  • Page ID
    18312
  • Minority of parotid tumours require imaging

    • Only required if it might change management
    • Infrequently indicated for clinically benign, mobile parotid tumours as it rarely alters surgical management

    Indications

    • Suspect non-neoplastic disease e.g. HIV lymphoepithelial cyst, TB, benign cyst, lipoma (US / CT)
    • Deep vs superficial lobe parotid tumour
    • Mobile tumour: Only if surgeon does not have skill to resect a deep lobe tumour (CT with contrast / MRI)
    • Reduced mobility/fixed tumour
    • Deep lobe tumour (CT with contrast / MRI)
    • Extension to parapharyngeal space (CT with contrast / MRI)
    • Invasion of local structures (CT / MRI)
    • Recurrence of benign or malignant tumours (MRI)
    • Neurological deficits e.g. facial nerve to determine extent of perineural invasion (MRI with Gd)
    • Metastases to parotid gland (skin, conjunctiva), to plan selective vs therapeutic neck dissection (US / CT / MRI)
    • Exclude lung metastases with suspected/known malignancy (CXR / CT)

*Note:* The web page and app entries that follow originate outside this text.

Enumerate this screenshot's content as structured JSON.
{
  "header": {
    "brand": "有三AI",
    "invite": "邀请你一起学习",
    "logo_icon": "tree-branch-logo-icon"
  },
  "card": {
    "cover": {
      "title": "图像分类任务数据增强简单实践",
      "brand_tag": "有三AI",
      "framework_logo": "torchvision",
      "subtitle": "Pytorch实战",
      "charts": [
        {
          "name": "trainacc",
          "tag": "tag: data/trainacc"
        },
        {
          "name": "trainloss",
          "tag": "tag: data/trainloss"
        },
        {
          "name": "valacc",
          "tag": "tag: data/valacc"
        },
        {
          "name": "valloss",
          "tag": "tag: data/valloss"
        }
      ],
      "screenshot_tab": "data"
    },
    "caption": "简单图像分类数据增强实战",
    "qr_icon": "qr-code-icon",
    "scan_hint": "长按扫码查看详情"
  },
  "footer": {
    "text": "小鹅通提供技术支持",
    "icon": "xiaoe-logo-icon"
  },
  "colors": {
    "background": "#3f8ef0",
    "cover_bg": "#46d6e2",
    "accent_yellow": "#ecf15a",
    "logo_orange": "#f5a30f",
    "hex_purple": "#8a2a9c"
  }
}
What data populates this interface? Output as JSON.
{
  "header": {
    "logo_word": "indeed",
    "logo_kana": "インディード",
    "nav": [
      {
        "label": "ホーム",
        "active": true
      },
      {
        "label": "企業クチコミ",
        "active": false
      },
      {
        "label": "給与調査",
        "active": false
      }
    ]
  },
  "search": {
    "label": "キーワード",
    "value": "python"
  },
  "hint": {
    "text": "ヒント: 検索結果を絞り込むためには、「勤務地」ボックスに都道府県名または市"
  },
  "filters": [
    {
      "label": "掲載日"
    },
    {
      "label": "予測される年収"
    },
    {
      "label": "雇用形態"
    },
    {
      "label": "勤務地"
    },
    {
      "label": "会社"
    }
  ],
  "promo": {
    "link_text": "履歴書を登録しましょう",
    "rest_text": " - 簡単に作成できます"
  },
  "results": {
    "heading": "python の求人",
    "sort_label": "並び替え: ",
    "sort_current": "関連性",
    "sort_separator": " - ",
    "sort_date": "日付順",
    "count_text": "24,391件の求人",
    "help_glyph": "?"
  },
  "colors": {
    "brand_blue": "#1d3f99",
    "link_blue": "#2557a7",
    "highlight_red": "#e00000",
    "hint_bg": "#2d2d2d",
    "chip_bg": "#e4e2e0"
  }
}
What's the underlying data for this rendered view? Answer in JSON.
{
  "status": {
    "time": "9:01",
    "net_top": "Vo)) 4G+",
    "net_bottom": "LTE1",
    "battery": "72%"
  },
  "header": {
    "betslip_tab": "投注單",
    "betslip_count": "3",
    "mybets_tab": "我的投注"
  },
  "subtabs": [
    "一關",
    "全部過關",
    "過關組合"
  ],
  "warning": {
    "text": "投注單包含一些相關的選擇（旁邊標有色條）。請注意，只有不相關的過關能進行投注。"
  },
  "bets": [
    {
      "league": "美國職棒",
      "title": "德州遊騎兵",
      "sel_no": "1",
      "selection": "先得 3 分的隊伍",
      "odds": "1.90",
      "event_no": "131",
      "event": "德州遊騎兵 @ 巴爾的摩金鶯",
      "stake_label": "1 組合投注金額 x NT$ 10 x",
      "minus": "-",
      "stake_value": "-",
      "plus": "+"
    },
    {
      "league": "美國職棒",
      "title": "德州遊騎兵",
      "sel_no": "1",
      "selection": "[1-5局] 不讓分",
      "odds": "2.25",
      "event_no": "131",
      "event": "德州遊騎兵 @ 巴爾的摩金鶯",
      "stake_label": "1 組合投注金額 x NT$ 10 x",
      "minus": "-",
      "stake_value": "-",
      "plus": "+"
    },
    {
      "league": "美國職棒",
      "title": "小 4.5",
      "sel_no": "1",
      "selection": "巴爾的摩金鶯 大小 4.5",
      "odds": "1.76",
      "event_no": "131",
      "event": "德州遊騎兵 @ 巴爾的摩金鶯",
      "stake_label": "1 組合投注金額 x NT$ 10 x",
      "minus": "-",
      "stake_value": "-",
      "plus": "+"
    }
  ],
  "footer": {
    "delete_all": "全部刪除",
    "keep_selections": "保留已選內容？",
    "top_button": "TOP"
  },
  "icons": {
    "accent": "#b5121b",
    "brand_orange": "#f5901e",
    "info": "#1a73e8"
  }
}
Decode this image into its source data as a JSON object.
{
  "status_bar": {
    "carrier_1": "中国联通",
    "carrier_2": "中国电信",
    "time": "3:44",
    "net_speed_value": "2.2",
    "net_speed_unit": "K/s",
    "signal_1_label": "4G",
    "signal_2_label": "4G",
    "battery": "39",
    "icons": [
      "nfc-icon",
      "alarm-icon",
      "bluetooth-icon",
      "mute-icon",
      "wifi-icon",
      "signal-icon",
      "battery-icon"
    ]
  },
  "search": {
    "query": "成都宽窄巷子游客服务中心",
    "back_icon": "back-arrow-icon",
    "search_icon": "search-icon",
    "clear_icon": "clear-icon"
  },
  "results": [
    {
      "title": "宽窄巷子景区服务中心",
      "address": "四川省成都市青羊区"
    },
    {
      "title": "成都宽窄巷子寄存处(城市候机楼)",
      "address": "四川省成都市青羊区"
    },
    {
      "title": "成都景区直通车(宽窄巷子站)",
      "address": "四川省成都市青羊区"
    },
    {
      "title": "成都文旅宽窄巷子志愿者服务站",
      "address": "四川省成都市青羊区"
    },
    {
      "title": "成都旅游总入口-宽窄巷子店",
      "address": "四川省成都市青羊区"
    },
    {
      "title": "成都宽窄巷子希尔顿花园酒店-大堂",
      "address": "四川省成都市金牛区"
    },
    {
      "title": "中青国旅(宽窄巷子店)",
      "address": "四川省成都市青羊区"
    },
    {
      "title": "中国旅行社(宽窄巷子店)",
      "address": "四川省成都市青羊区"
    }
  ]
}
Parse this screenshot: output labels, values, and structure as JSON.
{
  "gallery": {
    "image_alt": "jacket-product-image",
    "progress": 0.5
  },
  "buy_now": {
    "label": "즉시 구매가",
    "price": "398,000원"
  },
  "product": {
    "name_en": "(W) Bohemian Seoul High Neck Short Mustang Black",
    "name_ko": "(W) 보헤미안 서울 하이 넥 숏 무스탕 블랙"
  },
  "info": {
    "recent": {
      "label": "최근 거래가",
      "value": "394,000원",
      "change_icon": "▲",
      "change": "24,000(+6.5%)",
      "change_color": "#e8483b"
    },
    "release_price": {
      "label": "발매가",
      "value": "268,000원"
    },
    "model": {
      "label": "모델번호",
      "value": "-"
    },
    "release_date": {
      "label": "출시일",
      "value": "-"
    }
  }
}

    Types of imaging

    • Ultrasound
      • Cystic vs solid; associated cervical lymph nodes
      • Not good for deep vs superficial lobe, or for parapharyngeal extension
    • CT with contrast
      • Cystic vs solid; associated cervical lymph nodes
      • Deep vs superficial lobe mass, or for parapharyngeal extension (Need to identify retromandibular vein (Need to identify retromandibular vein)
    • MRI
      • Tumour “stuck” around stylomastoid foramen area
      • Local invasion (Good soft tissue differentiation)
      • Deep vs superficial lobe mass, or for parapharyngeal extension
      • Perineural invasion

    PET-CT: Unhelpful as benign pathology (pleomorphic adenoma, Warthin tumours, TB, abscesses, lymphoma) are PET-avid